▸ Records for the task:
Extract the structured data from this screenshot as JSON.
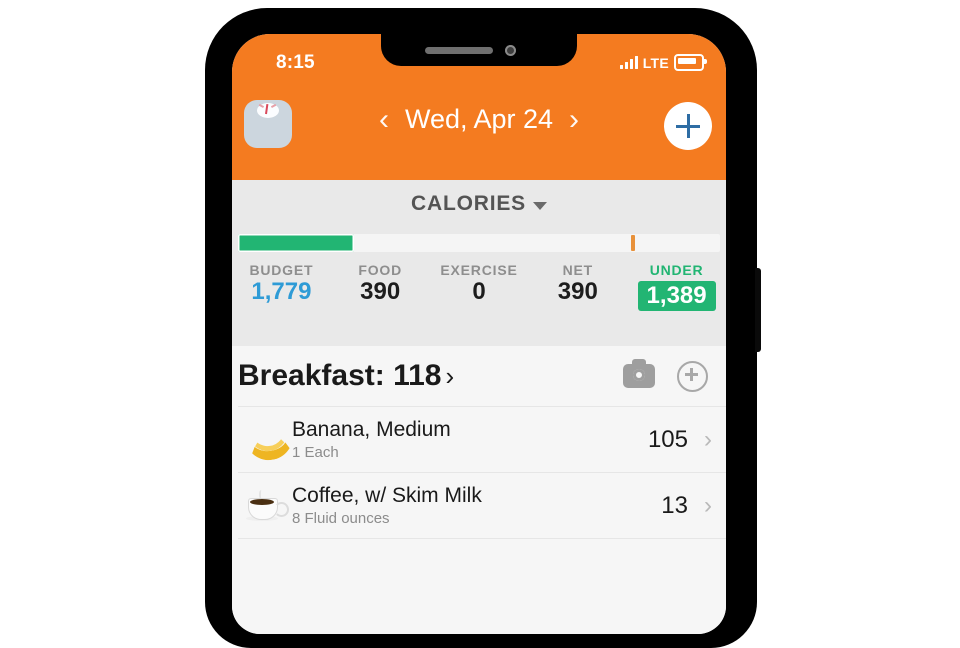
{
  "device": {
    "notch": {
      "speaker_name": "speaker-grille",
      "camera_name": "front-camera"
    }
  },
  "status_bar": {
    "time": "8:15",
    "carrier": "LTE",
    "signal_icon": "signal-bars-icon",
    "battery_icon": "battery-icon"
  },
  "nav": {
    "scale_icon": "weight-scale-icon",
    "prev_label": "‹",
    "date": "Wed, Apr 24",
    "next_label": "›",
    "add_icon": "plus-icon"
  },
  "calories": {
    "title": "CALORIES",
    "caret_icon": "chevron-down-icon",
    "progress": {
      "fill_percent": 24,
      "marker_percent": 82
    },
    "stats": [
      {
        "label": "BUDGET",
        "value": "1,779",
        "style": "budget"
      },
      {
        "label": "FOOD",
        "value": "390",
        "style": "normal"
      },
      {
        "label": "EXERCISE",
        "value": "0",
        "style": "normal"
      },
      {
        "label": "NET",
        "value": "390",
        "style": "normal"
      },
      {
        "label": "UNDER",
        "value": "1,389",
        "style": "under"
      }
    ]
  },
  "meal": {
    "title": "Breakfast: 118",
    "title_chevron": "›",
    "camera_icon": "camera-icon",
    "add_food_icon": "add-food-icon",
    "items": [
      {
        "icon": "banana-icon",
        "name": "Banana, Medium",
        "quantity": "1 Each",
        "calories": "105",
        "chevron": "›"
      },
      {
        "icon": "coffee-cup-icon",
        "name": "Coffee, w/ Skim Milk",
        "quantity": "8 Fluid ounces",
        "calories": "13",
        "chevron": "›"
      }
    ]
  },
  "colors": {
    "brand_orange": "#f47b20",
    "accent_green": "#22b573",
    "budget_blue": "#2e9bd6",
    "marker_orange": "#e8913a",
    "panel_gray": "#e9e9e9"
  }
}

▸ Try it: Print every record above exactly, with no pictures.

▸ Answer section:
Extract the structured data from this screenshot as JSON.
{
  "device": {
    "notch": {
      "speaker_name": "speaker-grille",
      "camera_name": "front-camera"
    }
  },
  "status_bar": {
    "time": "8:15",
    "carrier": "LTE",
    "signal_icon": "signal-bars-icon",
    "battery_icon": "battery-icon"
  },
  "nav": {
    "scale_icon": "weight-scale-icon",
    "prev_label": "‹",
    "date": "Wed, Apr 24",
    "next_label": "›",
    "add_icon": "plus-icon"
  },
  "calories": {
    "title": "CALORIES",
    "caret_icon": "chevron-down-icon",
    "progress": {
      "fill_percent": 24,
      "marker_percent": 82
    },
    "stats": [
      {
        "label": "BUDGET",
        "value": "1,779",
        "style": "budget"
      },
      {
        "label": "FOOD",
        "value": "390",
        "style": "normal"
      },
      {
        "label": "EXERCISE",
        "value": "0",
        "style": "normal"
      },
      {
        "label": "NET",
        "value": "390",
        "style": "normal"
      },
      {
        "label": "UNDER",
        "value": "1,389",
        "style": "under"
      }
    ]
  },
  "meal": {
    "title": "Breakfast: 118",
    "title_chevron": "›",
    "camera_icon": "camera-icon",
    "add_food_icon": "add-food-icon",
    "items": [
      {
        "icon": "banana-icon",
        "name": "Banana, Medium",
        "quantity": "1 Each",
        "calories": "105",
        "chevron": "›"
      },
      {
        "icon": "coffee-cup-icon",
        "name": "Coffee, w/ Skim Milk",
        "quantity": "8 Fluid ounces",
        "calories": "13",
        "chevron": "›"
      }
    ]
  },
  "colors": {
    "brand_orange": "#f47b20",
    "accent_green": "#22b573",
    "budget_blue": "#2e9bd6",
    "marker_orange": "#e8913a",
    "panel_gray": "#e9e9e9"
  }
}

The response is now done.